Our next concert is with the King’s Singers at the end of October. We’ll be performing a relatively new piece by Eric Whitacre called “The Stolen Child.” Tickets go on sale tomorrow! Also, a hello and thank you to “Ian” who came from the University of Utah to see out concert this weekend.

Wee Payson

Photo by BJ Zeyer (http://bjzeyer.blogspot.com/)

The last couple of weeks before school started my friend BJ and I went up to Payson Lakes to have one last hoo-rah before school started again. I’ve been here once before but it was kinda busy, not really crowded, but busy. We decided to go Thursday during the day. Since school had started and other people were at work, we virtually had the place all to ourselves. For an hour or so, there was literally not another soul around.

Photo by BJ Zeyer (http://bjzeyer.blogspot.com/)

There are three lakes up at Payson Lakes (which is located on the Mt. Nebo loop). The first time we went, we walked around the third one for a while and then swam for a bit in the second one. It was nice, but it was rather small, wasn’t very deep and quite a bit of pond scum.

The third time we went up we bought some inner tubes (on sale) and floated out in the middle of the third lake (which is the largest). We just sat there floating for several hours, relaxing, enjoying the scenery and soaking up the sun. It was well nice. There’s nothing quite like drifting around without a care in the world. It just felt so great to forget all responsibilities and give our minds relief. The third lake is prolly the best one.

After we were done drifting around, we got up on this dock nearby and got dry while lying in the sun. We spent the rest of the time talking about life, career plans, and this coming school year.

It’s kinda sad that we didn’t get to using this place till the end of summer. We should have come here all summer. I guess at least we got to come here while it was still warm. It reminds of me of relaxing on the beach in California. There are very few times when I feel so calm. So what do we do for winter?

Thanks for the pitchers BeeJ!

Photo by BJ Zeyer (http://bjzeyer.blogspot.com/)

 

Back in BYU Singers

Well, I’m back in BYU Singers this year, and I’m very excited about the possibilities. So far, we’ve been looking at a lot of Renaissance stuff, mainly Byrd and Taverner. We also looked at the first two pages of Bob Chilcott’s “High Flight” that we’re doing this with the King’s Singers next month. Really looking forward to that.

Being back with a completely new group of people (there’s been a lot of turnover this year) I started to ask a question: What does it mean to be in BYU Singers? Well, in my pondering, I’ve come up with a small list:

– You must be willing to learn a piece, rehearse it relentlessly, take time outside class to memorize it and then end up never singing it in concert or even recording it. All this without complaining, because it never felt like a waste of time.

– You must be willing to forfeit all personal space you once had. You do not have a “bubble.”

– You must accept the fact that you will drop your music folder and all 60 pieces of music will spill out everywhere. And if you lucky, this might even take place in the middle of rehearsal. Bonus points for all the paper cuts you get trying to put your music back in some sort of order.

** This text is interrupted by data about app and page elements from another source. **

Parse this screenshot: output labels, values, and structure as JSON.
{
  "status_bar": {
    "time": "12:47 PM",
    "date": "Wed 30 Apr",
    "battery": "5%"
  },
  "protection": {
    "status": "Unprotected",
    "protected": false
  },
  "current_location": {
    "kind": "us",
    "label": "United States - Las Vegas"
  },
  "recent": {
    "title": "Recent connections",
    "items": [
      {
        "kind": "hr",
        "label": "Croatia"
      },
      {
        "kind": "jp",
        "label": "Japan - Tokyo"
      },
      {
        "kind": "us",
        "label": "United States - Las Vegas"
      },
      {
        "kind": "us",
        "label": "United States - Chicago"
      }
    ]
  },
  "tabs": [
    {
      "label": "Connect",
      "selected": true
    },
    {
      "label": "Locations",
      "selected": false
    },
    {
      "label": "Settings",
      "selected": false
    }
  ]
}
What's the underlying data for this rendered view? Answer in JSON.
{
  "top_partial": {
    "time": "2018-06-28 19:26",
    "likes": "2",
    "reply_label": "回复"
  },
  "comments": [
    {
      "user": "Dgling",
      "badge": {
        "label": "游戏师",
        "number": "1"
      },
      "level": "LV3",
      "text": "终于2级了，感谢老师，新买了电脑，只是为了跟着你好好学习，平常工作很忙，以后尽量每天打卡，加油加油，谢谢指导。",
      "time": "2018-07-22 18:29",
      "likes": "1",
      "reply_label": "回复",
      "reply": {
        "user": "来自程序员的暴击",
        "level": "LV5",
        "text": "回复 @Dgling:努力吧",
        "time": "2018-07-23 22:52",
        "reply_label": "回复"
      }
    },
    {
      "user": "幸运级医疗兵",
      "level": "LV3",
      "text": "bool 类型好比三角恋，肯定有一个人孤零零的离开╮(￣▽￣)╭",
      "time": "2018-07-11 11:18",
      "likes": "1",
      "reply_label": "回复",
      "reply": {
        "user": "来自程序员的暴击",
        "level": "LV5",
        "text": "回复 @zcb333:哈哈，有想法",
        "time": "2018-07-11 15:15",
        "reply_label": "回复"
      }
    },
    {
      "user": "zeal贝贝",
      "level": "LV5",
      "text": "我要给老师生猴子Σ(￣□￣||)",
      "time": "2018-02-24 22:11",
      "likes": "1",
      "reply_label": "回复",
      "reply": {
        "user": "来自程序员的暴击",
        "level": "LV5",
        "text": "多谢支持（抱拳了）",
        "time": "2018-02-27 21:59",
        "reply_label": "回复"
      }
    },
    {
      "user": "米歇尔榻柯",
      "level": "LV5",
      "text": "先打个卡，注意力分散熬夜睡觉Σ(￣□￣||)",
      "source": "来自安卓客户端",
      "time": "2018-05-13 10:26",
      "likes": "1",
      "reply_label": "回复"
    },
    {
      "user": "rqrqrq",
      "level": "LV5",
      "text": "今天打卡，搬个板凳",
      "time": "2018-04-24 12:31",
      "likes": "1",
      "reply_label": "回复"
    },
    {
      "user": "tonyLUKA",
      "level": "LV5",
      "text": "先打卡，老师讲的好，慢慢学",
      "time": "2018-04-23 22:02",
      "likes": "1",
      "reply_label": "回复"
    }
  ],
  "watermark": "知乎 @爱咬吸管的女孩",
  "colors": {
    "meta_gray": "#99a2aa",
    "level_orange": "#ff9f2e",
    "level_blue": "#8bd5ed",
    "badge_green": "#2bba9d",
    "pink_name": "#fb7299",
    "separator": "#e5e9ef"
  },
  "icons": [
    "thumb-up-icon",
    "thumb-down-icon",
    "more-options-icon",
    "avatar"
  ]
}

– You must not only gratefully accept constructive criticism and correction from those around you, but seek after it.

– You must get used to people thinking that because you’re in BYU Singers you have this amazing voice that can do no wrong.

– You are with a bunch of other choir nerds who love choral music and have a palpable sense of ownership and commitment to sharing something profound. You’ve never felt more at home.

It’s just a few things I thought of, and looking back on it, I’m just flooded with so many wonderful memories. This is such an amazing ensemble and I’m so privileged to be a part of it. At the same time, I understand completely that I’m still a pup in this group compared to everyone else around me.

I’m counting down the hours every day till the next rehearsal.